With so many people effected by gum disease and strokes, it’s more important than ever to stay on top of your oral health.

Patients who have suffered a stroke may need support in maintaining oral health care, especially if they have cognitive or physical limitations which prevent them from remembering to complete or perform the tasks regularly.

The office of Dr. Abeyta strives to be the best choice for quality care and overall excellence.   They invest in education for themselves and their patients to support our commitment to excellence and empower patients with the knowledge they need to achieve whatever goals they have for their health. Our team is honored to partner with you in caring for your health.  Call today to schedule an appointment at (505) 293-7611.

 

 

Are Missing Teeth Ruining Your Smile?

Are Missing Teeth Ruining Your Smile?

Are Missing Teeth Ruining Your Smile?

 

 

Are missing teeth ruining your smile and causing other oral issues? All your teeth serve a function, so depending on which tooth is missing, issues with chewing, swallowing and speaking can cause unwanted dental issues. Replacing missing teeth with a bridge can ensure you maintain a healthy mouth and a beautiful smile.

Are Missing Teeth Ruining Your Smile

Bridge Savvy

Typically, a dental bridge has two crowns placed on either side of a missing tooth. The bridge can be attached to real teeth or dental implants. An artificial tooth called a pontic, fills the gap of the absent tooth. Bridges can be constructed from gold alloys, non-precious alloys, porcelain, or a combination of these materials. Porcelain is often bonded to either a precious or non-precious metal.

Bridges Can Be Permanently Attached or Removable

Fixed or permanent bridges are applied by one of two methods. The first method involves placing crowns on the abutment teeth. The second method bonds the artificial teeth directly to the abutment teeth.

Removable bridges are either attached to the teeth with metal clasps or by precision attachments.

Why Bridges are Important

Benefits of Dental Bridges Include:

• Restoring your natural smile.
• Maintaining your face’s natural shape.
• Restoring normal speech functions.
• Proper chewing habits to decrease stress on other teeth and alleviate TMJ.
• Preventing other teeth from shifting.
• Improving oral health which in turns improves overall health.

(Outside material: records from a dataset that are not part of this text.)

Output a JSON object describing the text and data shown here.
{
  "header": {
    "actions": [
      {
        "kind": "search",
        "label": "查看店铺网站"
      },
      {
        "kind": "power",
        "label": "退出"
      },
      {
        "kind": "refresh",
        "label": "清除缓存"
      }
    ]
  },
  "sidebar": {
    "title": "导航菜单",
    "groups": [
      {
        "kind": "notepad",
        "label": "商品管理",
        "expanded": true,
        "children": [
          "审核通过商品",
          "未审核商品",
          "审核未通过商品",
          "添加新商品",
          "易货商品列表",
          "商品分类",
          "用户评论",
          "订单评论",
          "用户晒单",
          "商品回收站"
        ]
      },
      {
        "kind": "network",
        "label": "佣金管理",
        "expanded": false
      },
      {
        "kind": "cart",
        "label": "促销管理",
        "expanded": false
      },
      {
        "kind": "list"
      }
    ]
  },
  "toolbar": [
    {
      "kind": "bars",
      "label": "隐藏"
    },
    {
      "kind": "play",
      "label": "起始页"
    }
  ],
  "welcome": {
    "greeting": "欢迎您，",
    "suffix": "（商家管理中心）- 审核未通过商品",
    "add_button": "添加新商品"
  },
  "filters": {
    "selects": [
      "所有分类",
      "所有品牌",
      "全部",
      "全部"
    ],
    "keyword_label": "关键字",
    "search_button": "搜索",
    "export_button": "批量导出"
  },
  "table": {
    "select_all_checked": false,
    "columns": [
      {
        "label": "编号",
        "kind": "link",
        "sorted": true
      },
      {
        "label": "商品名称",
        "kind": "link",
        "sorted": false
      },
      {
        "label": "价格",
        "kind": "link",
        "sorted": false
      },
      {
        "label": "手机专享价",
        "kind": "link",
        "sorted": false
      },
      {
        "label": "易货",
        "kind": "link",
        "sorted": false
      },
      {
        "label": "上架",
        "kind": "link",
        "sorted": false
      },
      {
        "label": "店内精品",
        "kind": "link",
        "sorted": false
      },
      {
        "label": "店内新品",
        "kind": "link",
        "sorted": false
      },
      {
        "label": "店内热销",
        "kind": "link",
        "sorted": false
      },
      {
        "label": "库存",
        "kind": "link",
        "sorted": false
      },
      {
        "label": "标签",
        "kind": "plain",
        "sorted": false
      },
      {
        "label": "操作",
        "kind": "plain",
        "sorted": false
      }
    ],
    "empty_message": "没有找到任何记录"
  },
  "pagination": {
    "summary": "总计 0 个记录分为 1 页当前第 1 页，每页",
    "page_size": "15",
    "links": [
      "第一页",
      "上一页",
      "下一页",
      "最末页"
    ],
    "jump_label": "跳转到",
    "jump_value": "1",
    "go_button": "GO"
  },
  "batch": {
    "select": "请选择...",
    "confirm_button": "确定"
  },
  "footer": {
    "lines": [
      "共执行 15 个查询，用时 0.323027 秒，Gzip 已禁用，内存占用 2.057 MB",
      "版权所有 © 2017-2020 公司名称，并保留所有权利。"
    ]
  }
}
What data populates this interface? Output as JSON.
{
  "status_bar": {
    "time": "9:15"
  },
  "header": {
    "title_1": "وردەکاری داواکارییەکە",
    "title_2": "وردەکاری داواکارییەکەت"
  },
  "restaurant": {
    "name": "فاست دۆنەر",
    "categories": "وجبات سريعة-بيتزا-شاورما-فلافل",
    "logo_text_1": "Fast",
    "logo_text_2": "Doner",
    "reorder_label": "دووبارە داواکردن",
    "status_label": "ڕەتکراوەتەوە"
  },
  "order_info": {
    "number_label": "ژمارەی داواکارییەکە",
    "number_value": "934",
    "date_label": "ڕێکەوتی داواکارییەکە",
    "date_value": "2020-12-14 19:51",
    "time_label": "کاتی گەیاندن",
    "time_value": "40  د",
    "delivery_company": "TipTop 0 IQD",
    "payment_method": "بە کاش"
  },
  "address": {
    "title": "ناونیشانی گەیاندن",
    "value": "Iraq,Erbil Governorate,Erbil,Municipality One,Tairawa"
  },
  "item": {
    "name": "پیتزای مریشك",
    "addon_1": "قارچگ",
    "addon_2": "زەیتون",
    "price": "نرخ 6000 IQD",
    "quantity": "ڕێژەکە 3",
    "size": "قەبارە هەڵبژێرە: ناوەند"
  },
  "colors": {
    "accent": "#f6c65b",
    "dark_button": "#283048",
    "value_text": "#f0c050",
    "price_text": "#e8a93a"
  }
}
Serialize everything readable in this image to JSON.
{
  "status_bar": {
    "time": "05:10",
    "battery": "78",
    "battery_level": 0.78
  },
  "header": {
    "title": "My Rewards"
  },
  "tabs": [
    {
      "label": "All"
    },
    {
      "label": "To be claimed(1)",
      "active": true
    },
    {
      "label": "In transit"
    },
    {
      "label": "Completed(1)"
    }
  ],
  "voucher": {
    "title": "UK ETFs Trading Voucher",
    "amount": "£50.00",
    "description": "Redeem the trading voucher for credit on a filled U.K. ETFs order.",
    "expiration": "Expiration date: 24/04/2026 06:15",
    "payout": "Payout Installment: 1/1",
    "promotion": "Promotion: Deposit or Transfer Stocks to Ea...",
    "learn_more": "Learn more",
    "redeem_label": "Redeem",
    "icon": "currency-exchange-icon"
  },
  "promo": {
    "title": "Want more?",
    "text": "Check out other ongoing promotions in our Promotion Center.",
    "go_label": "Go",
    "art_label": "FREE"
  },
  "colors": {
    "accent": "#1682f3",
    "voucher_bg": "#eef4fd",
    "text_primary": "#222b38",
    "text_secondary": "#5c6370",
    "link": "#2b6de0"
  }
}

How Long Does the Process Take?

Fitting a crown requires at least two office visits. Initially, the dentist will remove any decay, shape the tooth, and fit you with a temporary crown of either plastic or metal. On the next visit, the temporary crown will be removed, and the final crown will be fitted and adjusted. Lastly, the crown is cemented into place and you have a new beautiful looking tooth.

Will My Bite Be Different?

Dental bridges are an integral part of modern dentistry. At Dr. Abeyta’s dental office, you will receive the strongest and properly fitted dental bridges in all of Albuquerque, NM.

The team at Dr. Abeyta’s creates natural-looking and well-fitting bridges for their patients. They are happy to give you the smile transformation you desire.

If you are curious about whether dental bridges are right for you or have any questions about the procedure, call (505) 293-7611 or fill out the contact form.